*** Listed entries ***

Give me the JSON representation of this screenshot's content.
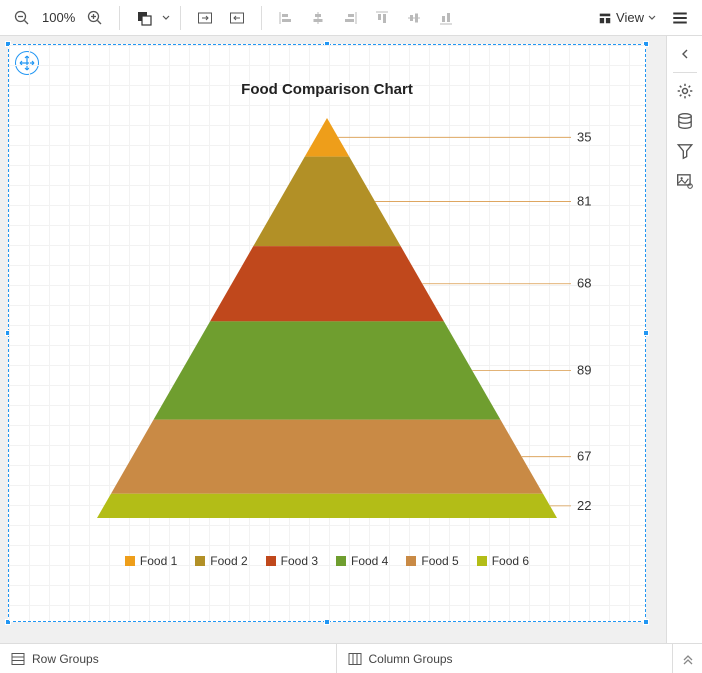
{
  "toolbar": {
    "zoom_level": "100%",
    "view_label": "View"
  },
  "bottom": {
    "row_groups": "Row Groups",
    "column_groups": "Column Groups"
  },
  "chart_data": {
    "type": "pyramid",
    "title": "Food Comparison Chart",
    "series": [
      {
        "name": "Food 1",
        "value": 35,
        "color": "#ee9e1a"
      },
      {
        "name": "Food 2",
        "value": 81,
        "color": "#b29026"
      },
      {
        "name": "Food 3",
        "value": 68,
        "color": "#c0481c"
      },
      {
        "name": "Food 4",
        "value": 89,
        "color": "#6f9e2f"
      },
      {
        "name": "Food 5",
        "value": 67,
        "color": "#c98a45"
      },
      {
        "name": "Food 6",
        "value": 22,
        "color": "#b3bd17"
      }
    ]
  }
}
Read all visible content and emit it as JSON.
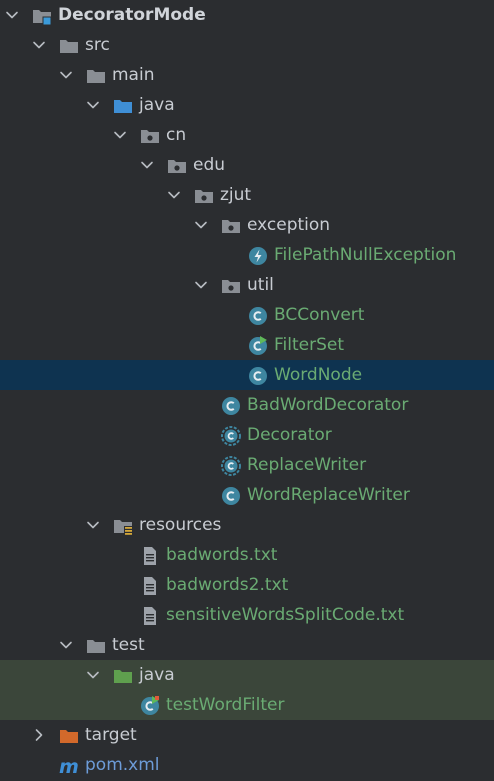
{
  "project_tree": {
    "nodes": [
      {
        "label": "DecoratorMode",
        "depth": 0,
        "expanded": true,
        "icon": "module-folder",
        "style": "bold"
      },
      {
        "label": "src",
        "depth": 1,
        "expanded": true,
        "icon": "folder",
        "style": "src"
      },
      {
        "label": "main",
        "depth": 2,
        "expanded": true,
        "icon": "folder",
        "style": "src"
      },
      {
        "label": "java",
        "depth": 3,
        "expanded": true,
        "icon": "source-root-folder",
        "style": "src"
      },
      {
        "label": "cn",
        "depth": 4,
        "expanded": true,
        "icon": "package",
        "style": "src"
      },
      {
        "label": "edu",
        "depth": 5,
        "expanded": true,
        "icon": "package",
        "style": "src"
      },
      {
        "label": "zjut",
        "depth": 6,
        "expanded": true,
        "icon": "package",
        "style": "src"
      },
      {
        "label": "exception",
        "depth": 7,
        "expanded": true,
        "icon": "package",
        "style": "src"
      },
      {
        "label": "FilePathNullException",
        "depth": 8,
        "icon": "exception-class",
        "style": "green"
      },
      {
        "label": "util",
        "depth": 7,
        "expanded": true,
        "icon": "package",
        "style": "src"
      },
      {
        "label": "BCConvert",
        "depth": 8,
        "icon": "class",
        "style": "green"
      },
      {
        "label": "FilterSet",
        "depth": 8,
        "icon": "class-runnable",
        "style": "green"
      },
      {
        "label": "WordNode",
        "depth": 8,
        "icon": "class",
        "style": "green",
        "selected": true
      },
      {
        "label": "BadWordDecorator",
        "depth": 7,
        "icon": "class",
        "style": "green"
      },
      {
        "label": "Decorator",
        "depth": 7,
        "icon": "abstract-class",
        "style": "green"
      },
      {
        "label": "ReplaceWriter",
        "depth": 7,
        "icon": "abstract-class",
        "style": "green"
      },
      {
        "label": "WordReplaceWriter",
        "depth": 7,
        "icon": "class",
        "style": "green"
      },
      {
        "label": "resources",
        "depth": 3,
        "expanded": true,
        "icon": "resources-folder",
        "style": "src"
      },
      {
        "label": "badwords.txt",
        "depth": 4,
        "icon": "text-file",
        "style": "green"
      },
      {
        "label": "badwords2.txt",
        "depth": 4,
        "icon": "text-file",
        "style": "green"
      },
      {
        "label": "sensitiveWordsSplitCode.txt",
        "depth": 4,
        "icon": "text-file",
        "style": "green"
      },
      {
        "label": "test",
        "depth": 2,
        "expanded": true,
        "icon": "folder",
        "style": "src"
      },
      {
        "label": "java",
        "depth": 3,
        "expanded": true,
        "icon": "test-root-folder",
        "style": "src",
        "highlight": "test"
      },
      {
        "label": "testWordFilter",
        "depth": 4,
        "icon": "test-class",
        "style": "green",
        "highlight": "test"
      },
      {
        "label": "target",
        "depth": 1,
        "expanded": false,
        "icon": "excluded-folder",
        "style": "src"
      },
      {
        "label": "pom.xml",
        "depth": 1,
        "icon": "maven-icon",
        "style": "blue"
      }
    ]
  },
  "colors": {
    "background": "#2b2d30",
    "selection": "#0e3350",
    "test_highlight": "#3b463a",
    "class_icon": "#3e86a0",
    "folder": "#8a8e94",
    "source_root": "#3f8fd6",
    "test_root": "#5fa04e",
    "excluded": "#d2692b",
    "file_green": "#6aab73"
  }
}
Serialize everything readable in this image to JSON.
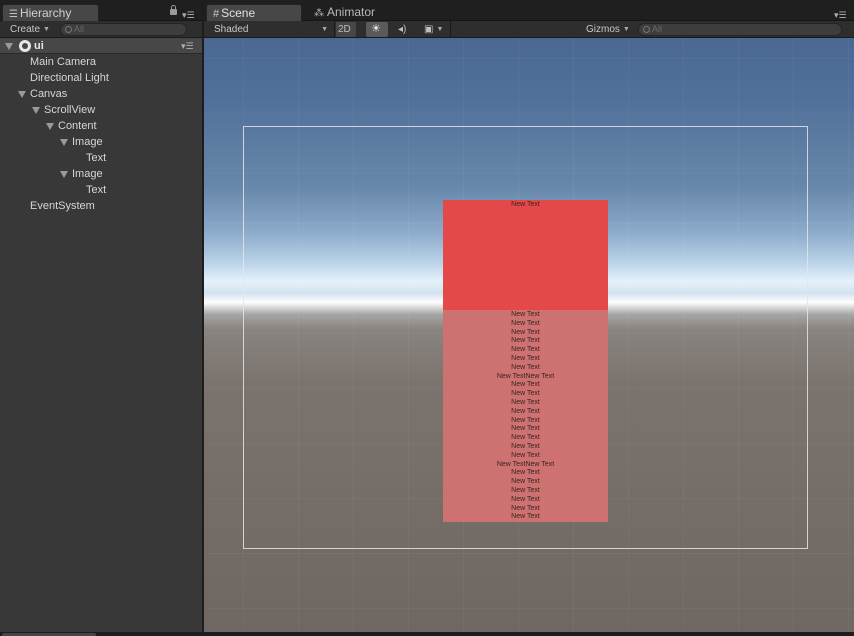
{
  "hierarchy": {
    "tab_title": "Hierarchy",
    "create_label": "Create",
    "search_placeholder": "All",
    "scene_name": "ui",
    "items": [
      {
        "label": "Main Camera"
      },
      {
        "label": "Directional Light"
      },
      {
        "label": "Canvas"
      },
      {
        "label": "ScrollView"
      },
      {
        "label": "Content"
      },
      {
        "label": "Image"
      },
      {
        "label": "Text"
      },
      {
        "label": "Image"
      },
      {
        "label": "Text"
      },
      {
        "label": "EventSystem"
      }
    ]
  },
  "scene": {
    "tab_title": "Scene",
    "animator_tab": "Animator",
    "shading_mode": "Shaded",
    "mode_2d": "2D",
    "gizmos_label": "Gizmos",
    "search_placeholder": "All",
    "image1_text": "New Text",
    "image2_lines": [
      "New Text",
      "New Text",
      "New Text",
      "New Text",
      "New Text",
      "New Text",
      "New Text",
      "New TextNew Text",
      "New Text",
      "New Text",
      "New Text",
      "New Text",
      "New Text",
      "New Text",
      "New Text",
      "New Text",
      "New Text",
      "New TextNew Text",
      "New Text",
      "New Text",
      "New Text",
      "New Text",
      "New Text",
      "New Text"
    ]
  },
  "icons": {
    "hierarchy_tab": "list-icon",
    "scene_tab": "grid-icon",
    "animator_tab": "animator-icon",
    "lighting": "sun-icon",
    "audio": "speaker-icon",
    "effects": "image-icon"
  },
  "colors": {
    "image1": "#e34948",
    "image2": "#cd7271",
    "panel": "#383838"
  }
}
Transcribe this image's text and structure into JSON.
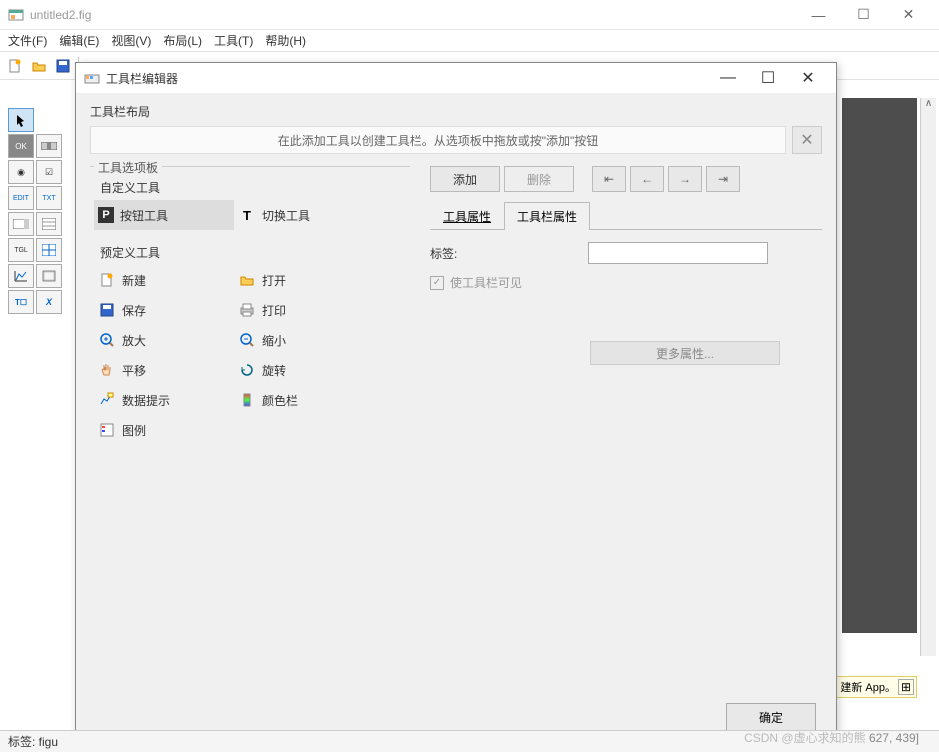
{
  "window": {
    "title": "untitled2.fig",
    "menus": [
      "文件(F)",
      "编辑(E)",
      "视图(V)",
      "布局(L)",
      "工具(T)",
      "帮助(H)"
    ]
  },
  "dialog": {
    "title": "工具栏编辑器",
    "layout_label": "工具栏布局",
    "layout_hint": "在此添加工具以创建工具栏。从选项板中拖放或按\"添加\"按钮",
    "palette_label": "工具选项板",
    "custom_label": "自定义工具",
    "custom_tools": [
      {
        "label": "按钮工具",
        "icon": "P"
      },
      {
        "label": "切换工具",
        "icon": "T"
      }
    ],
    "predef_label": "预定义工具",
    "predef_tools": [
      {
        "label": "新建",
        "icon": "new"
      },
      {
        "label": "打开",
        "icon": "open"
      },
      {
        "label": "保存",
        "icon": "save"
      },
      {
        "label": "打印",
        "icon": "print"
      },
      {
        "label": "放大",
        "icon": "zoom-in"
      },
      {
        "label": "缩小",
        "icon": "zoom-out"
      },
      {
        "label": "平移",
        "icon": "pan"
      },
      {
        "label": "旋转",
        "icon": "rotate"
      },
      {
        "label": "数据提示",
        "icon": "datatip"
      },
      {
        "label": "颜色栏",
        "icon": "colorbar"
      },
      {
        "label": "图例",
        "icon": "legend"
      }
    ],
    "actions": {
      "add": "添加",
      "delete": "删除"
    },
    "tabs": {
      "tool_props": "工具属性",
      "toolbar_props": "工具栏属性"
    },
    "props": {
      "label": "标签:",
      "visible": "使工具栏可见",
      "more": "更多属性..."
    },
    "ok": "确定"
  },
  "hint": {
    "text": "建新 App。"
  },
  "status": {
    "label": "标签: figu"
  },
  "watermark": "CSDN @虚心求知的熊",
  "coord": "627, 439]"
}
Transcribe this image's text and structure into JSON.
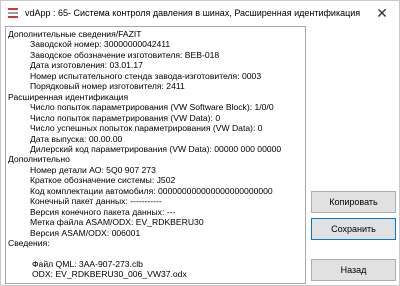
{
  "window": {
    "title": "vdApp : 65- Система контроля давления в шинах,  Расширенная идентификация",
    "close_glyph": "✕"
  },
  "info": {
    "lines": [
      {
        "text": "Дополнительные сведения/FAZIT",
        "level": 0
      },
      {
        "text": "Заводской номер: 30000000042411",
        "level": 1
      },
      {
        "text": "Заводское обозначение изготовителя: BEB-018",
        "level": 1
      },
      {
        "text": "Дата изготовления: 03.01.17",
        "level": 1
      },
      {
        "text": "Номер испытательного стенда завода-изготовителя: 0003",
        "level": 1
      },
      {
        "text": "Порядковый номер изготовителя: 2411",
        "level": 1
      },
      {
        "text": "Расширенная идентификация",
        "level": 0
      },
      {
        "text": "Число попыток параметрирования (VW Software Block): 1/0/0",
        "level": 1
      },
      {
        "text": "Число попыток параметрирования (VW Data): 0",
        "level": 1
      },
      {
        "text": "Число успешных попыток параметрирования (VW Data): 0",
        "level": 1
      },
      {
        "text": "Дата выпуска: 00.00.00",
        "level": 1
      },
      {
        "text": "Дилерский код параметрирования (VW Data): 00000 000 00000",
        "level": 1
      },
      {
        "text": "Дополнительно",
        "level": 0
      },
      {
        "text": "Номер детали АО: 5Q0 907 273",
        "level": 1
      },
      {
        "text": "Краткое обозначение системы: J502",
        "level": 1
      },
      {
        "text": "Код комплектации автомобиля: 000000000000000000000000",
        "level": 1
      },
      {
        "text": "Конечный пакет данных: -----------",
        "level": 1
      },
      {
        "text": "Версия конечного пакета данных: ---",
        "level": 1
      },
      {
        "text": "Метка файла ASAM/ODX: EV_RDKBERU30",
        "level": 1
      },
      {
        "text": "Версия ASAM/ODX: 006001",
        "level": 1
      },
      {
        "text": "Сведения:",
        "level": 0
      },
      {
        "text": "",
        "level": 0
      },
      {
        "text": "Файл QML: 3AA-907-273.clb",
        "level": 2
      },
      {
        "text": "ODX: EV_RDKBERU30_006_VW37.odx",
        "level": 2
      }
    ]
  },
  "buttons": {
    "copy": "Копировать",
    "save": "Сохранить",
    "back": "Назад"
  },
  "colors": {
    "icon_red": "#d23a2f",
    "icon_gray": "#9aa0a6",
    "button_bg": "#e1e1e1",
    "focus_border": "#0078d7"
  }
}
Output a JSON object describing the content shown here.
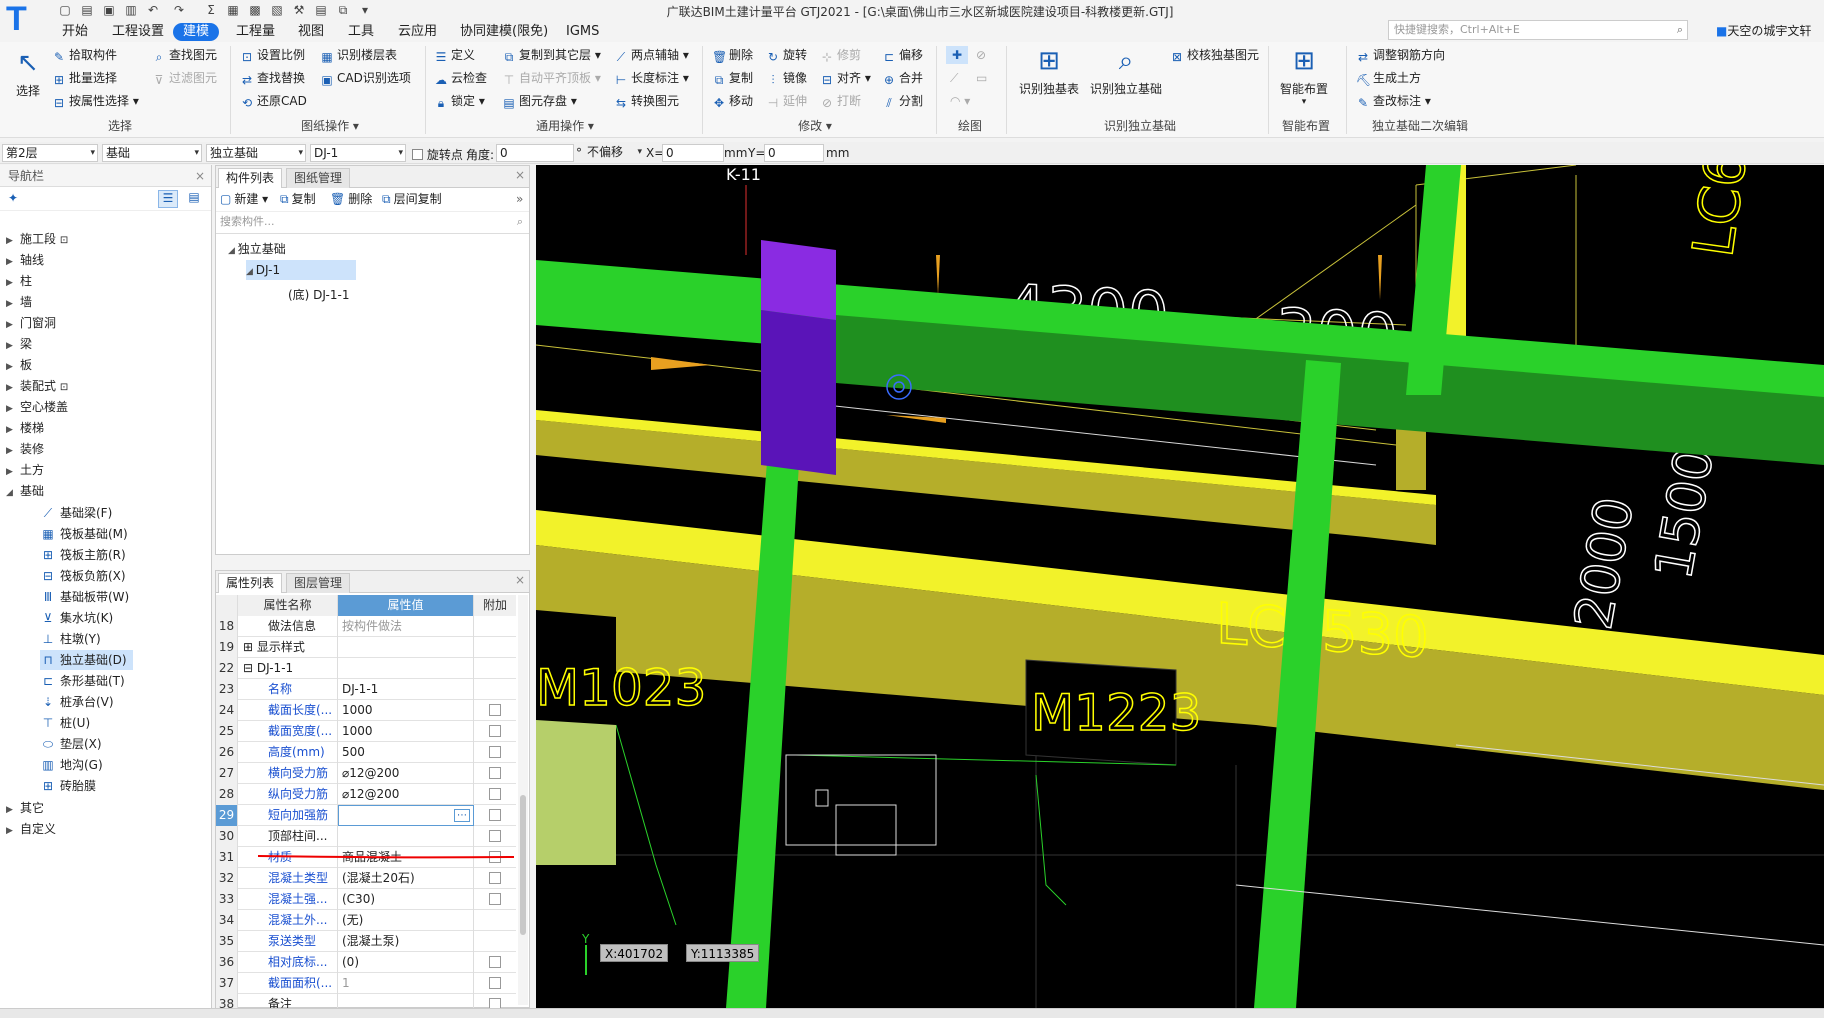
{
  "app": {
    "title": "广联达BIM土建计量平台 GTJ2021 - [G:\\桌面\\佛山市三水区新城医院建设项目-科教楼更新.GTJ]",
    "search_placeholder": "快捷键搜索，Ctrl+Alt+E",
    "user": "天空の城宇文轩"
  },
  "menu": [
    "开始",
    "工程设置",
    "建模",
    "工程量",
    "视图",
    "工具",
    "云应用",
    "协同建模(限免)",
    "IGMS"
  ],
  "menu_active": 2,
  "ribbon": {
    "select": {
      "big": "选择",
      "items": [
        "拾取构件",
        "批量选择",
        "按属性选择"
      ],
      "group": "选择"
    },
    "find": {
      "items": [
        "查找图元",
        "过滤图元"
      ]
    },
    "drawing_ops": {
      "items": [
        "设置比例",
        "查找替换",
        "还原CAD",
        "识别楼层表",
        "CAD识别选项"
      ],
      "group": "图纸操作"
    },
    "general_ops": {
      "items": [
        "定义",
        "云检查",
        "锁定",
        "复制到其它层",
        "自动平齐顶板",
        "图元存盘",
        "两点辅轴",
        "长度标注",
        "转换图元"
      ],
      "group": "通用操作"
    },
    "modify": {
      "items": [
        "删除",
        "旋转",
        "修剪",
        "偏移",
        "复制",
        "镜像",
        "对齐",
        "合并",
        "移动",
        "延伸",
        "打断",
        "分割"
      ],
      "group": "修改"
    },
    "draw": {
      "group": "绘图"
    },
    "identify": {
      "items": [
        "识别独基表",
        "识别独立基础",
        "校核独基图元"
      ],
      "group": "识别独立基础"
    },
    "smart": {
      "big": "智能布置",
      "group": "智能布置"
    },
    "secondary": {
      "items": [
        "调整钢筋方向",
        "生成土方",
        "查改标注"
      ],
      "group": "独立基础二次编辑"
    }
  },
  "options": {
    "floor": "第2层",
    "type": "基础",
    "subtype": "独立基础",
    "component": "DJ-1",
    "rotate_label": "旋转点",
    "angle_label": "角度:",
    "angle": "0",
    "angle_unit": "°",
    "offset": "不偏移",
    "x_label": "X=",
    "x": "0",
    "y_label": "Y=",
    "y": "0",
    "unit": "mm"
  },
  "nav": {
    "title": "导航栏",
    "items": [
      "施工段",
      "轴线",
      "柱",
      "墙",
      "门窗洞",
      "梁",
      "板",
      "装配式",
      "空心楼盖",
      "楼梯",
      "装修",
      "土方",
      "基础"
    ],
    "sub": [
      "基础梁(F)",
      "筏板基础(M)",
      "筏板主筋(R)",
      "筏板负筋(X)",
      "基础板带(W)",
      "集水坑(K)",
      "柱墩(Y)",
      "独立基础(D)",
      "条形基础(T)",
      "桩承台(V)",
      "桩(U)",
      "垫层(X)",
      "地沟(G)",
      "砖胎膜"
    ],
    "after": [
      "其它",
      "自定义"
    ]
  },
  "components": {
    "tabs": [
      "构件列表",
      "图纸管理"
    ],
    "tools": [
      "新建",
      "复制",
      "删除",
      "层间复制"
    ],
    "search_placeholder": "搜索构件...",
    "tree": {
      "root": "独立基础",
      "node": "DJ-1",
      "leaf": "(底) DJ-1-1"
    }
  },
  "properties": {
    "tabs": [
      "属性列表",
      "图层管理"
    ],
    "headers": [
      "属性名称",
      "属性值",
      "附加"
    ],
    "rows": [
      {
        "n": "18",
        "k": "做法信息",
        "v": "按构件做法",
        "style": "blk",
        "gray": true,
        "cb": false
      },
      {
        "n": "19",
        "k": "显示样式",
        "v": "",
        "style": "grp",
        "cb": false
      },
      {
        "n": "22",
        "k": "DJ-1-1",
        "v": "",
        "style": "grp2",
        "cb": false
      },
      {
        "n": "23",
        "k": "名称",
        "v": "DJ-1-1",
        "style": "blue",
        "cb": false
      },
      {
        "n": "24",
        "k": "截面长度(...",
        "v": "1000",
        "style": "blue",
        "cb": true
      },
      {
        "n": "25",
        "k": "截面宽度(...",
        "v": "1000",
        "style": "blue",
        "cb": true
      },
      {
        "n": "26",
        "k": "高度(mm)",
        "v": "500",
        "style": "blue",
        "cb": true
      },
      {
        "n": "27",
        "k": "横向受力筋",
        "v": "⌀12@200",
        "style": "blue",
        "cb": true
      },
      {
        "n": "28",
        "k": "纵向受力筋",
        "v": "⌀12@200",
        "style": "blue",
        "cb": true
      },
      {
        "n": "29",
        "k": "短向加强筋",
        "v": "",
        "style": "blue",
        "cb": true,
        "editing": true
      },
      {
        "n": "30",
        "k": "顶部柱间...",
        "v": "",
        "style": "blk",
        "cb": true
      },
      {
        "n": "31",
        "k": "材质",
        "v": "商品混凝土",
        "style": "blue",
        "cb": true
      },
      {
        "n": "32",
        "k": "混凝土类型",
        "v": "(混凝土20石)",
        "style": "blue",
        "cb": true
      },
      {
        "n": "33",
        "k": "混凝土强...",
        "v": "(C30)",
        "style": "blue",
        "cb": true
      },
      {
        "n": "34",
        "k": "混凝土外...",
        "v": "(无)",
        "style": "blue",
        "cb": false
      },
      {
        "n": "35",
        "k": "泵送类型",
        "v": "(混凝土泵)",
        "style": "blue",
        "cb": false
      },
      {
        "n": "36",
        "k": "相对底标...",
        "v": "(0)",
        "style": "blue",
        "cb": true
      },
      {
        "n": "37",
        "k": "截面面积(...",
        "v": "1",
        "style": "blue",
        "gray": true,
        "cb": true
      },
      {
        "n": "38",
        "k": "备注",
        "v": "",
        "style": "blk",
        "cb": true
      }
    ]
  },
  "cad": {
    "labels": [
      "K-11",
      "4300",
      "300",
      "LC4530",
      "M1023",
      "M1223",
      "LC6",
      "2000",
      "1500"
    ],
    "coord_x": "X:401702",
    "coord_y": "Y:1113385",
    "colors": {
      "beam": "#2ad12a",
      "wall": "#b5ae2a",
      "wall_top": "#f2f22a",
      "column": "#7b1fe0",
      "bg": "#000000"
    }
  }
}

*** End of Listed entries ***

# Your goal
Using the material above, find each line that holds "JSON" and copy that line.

# Task output
Give me the JSON representation of this screenshot's content.
Read all visible content and emit it as JSON.
Serialize everything readable in this image to JSON.
Transcribe this image's text and structure into JSON.
Transcribe this image's text and structure into JSON.
Output a JSON object describing the content shown here.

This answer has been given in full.